During this period the Gastown settlement was attracting an explosive mixture of different races, nationalities and religions. Because of the number of robberies, fights and stabbings, Gassy Jack was one of the persons petitioning the Governor for better police protection. As a result, in the fall of '71 Jonathan Miller was appointed police constable. He lived in a government owned cottage called the Court House next to the Deighton Hotel. Behind it stood the jail- two log cells without locks on the doors. Gastown was growing into a legitimate town!
Arriving on the scene in 1873 from England was Gassy Jack's brother Tom and his wife Emma who had agreed to come to Gastown and run the hotel. An ad in the Mainland Guardian describes the Deighton Hotel as having "large and comfortable parlors, single and double bedrooms, extensive dining rooms under the experienced management of Mrs. Tom Deighton."
The following year in 1874, but just for a brief time, Gassy Jack moved with his family back to New Westminster, leaving his hotel in the hands of his brother and sister-in-law. He was in charge of the steamer Onward, but this didn't last for long, possibly because of ill-health. A few months later he was back in Gastown and Tom and Emma departed for Victoria.

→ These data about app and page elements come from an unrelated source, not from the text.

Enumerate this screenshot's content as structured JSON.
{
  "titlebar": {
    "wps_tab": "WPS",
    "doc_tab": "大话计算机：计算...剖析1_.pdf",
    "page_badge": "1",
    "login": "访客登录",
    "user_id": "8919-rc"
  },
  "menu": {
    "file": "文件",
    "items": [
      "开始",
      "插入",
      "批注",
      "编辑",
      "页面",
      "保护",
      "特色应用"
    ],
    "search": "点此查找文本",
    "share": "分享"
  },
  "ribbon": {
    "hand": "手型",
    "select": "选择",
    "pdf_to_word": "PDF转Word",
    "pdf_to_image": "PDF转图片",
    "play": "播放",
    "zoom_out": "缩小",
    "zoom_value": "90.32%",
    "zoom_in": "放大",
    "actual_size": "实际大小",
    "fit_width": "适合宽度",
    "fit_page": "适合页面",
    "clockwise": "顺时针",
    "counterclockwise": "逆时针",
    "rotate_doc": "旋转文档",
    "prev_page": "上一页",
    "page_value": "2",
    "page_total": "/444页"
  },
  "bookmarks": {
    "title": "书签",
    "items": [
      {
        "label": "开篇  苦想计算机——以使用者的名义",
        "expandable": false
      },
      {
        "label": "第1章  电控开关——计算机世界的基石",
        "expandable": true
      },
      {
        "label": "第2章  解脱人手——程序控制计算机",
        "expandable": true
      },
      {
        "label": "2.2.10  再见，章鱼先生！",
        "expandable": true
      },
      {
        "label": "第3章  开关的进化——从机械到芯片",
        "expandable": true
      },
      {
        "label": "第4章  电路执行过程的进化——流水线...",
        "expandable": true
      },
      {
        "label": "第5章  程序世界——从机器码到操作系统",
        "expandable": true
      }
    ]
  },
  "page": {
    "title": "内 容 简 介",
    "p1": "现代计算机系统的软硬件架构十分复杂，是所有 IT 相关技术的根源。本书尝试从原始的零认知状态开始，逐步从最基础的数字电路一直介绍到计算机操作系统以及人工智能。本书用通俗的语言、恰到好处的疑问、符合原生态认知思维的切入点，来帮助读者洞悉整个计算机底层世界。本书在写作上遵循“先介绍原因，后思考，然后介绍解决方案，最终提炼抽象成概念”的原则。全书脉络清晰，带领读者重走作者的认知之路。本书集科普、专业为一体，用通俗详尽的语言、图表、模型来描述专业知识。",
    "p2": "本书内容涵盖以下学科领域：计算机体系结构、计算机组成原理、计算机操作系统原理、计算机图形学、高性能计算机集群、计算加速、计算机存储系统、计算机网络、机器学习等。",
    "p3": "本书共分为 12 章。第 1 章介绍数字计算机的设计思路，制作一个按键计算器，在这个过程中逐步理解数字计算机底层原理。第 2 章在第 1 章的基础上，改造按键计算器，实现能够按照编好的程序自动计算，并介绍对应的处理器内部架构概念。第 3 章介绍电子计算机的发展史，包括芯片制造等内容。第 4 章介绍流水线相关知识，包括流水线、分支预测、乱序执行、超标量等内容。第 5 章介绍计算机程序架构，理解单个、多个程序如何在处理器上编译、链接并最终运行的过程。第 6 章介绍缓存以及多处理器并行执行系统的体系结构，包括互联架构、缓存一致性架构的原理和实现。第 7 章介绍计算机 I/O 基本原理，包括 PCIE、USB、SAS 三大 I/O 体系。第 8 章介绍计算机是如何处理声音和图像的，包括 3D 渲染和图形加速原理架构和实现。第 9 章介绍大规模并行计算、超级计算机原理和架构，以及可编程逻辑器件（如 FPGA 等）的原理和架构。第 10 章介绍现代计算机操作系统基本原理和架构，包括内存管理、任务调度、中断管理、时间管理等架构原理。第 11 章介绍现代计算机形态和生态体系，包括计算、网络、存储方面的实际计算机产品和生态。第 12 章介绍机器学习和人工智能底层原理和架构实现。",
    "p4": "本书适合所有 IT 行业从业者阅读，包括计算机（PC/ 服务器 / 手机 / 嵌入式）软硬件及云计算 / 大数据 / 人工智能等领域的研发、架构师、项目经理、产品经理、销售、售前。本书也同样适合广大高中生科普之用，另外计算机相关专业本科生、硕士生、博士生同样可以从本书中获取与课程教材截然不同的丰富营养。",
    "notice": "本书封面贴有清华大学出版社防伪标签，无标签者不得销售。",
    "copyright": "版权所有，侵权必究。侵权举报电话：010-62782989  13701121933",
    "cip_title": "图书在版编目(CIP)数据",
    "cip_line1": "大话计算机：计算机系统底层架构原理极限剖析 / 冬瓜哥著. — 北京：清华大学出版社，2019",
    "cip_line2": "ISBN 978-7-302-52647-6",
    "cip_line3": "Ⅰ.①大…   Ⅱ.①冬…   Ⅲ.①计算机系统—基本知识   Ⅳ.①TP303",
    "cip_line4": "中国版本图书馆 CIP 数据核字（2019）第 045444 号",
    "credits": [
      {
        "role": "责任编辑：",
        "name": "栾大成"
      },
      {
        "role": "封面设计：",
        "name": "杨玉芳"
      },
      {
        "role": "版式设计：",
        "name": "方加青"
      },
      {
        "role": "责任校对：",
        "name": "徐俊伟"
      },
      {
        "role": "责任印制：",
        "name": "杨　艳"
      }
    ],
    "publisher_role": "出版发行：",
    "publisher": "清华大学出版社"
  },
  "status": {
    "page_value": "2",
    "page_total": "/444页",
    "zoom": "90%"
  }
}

Gassy Jack's health took a turn for the worse. His feet and legs began to give him more trouble, nor could he breathe well.
Legend has it that Jack's mastiff began to howl the night of May 29, 1875. Jack hearing it howl said "You son of a bitch! There's something going to happen." Captain John Deighton- Gassy Jack of Gastown- was 44 years old when he died that night.
The Guardian's obituary said "his name was a household word with most of our citizens. He was the first and best pilot on the Fraser." In her old age Madeline was to describe Gassy Jack as "a nice, good man."
Deighton had left his estate to three year old son Richard Mason Deighton, the tiny Earl of Granville. Sadly the child died six months after his father in November, 1875. Madeline was to die many years later at age 90 in 1948 on the North Vancouver Indian Reserve.
As for the Deighton Hotel it disappeared in the Great Fire of June 13, 1886 "One huge flame, a hundred feet long, burst from the Deighton Hotel, leaped Maple Tree Square, and swallowed up the buildings" was the way a contemporary Wm. Findlay described the conflagration.
Though the Deighton Hotel has gone, the name Gastown remains, an everlasting memorial to Capt. John "Gassy Jack" Deighton.